"We are a religious group originally incorporated in the U.S.A. in 1954 as an apostolic, communal group that pools resources and runs businesses for the benefit of the group and its interests," Domer said.
He characterized Purcell's statements as part of a crusade by former members and outsiders to disparage the Bruderhof and its business interests.
"Throughout recorded history, people who stood up for their religious convictions have been maligned, persecuted and destroyed," Domer added.
The one thing everyone familiar with the case can agree on is that it is emotionally charged.
The three Nigerian men are cousins. Joseph Idiong, Basil Ebong and Ebong Ebong, all in their 30s, married and had children with Bruderhof mission women at the group's Palm Grove mission in Nigeria, jointly established by the Rifton Bruderhof and a traditional Hutterite group in South Dakota called the Schmiedeleut.
But the Nigerian mission failed, and the men were expelled when they came to live in the Rifton, N.Y., community.
According to Weiner, the Bruderhof has kept the men from seeing their wives and children in the three years since the expulsion.
"There's no doubt in anyone's mind that they're putting hurdles in front of these men to keep them away from their children," Weiner said. "They've even moved to dismiss the case on the grounds it should be litigated in England." In mid-July, Weiner said, his client met with Bruderhof officials in New York to negotiate an arrangement for visiting his children.
"Two days later, they moved his wife and child to England," Weiner said. "At first they said it was just a coincidence, that they needed a teacher in England and [Idiong's wife] was available."
He said the group later all but admitted that it had moved the three cousins' wives and children to keep the men away from them. "We don't have any doubt that we're going to have to chase these people down," Weiner said.
Yesterday's hearing in New York involved a determination over which court had jurisdiction over the three cases.
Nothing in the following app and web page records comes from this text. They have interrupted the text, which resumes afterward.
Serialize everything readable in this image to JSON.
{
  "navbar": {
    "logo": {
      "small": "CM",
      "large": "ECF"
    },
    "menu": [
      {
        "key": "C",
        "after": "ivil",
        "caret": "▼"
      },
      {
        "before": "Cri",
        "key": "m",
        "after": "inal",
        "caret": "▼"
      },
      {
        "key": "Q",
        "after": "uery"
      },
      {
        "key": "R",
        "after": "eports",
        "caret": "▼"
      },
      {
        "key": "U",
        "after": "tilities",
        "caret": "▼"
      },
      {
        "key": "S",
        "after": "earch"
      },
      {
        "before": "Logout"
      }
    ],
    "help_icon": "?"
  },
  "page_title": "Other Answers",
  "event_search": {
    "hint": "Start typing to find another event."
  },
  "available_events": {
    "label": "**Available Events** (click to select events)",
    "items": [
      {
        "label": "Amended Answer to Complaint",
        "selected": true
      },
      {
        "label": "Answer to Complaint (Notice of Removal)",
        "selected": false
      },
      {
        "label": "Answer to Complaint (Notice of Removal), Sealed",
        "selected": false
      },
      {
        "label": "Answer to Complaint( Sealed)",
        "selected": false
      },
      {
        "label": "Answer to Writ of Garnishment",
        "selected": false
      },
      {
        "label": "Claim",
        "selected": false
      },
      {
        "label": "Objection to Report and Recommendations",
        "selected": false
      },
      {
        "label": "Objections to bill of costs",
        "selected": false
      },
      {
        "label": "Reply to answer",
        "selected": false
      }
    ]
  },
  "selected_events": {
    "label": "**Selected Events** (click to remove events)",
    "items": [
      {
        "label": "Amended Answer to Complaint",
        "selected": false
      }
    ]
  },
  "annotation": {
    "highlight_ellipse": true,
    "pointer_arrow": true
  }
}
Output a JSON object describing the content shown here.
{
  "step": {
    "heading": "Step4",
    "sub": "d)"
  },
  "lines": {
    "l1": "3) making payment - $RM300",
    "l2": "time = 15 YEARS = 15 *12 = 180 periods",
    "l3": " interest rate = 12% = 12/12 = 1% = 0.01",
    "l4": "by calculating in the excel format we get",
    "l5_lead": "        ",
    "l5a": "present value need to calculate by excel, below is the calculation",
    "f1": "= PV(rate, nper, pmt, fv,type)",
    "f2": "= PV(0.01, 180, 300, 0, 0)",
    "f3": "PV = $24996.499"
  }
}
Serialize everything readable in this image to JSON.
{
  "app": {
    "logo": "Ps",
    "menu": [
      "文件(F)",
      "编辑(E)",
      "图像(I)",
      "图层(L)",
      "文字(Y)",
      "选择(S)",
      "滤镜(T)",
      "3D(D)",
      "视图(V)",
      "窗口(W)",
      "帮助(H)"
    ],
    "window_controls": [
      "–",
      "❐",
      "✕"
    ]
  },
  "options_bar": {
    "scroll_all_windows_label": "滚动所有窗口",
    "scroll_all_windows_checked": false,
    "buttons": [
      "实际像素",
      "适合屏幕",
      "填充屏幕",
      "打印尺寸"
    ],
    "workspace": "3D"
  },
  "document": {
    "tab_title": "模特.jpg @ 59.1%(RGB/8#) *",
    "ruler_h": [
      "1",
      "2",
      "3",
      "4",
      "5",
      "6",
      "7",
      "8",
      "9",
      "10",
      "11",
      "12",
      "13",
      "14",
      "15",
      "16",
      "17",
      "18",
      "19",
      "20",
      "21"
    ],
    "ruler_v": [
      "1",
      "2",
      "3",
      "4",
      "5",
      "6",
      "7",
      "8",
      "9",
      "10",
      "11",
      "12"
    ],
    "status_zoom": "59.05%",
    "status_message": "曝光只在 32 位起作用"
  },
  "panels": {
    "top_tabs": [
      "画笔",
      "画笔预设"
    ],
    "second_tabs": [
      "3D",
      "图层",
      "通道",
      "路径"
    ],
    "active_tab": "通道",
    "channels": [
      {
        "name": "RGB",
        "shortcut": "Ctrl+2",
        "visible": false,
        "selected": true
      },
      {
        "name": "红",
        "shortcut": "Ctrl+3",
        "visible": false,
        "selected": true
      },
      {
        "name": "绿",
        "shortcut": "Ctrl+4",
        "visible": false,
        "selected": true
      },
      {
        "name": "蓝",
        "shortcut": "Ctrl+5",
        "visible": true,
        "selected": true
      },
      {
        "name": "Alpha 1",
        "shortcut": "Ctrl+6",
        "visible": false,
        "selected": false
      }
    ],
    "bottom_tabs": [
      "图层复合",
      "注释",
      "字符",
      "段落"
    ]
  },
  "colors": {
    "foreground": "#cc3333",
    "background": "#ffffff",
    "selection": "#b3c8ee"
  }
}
One of the fathers agreed to have his case heard in Pennsylvania. Judge Mary M. Work, who is hearing the case in Ulster County Family Court, is expected to rule tomorrow on the other two petitions.
To one expert on the Bruderhof, the fact that they would engage in litigation at all, let alone initiate a defamation suit, is a "remarkable" departure from their Hutterite roots.
Like the Mennonites and Amish, the Hutterites are Anabaptists: "rebaptizers" who repudiated infant baptism in conceiving a voluntary church free of state control
"The Anabaptist faith commitment prevents them from using the state or courts of law to sue - or even to defend themselves," says Julius H. Rubin, a sociology professor at St. Joseph's College in West Hartford, Conn.
Rubin is the author of "The Other Side Of Joy: Religious Melancholy Among the Bruderhof," a book published earlier this year by Oxford University Press - only after a $15.5 million defamation suit against him by the Bruderhof's corporate arm was dismissed and the book had been vetted by Oxford's English and American lawyers.
Domer contends the group has had to acknowledge that the courts are a reality of American society, if only to be used as a last resort.
Among other suits filed by the sect have been a federal trademark action that led to the disbanding of an opposition group called Children of the Bruderhof International, and a state suit against CBS seeking a reporter's notes, unedited video tapes and materials used in a report critical of the Bruderhof. The report aired on "48 Hours" in March 1997. That case was dismissed the following August.
"We don't relish going to the courts," Domer said. "But the Bible says that government is instituted by God - and there has to be a recognition of our place in society. Life isn't static. These are the kinds of issues we grapple with, and there's no cut-and-dried answer that makes it clear on a religious basis that the courts should not be used.
"We've been very blessed, very happy," he added. "We're just going to have to deal with this - that's a part of life."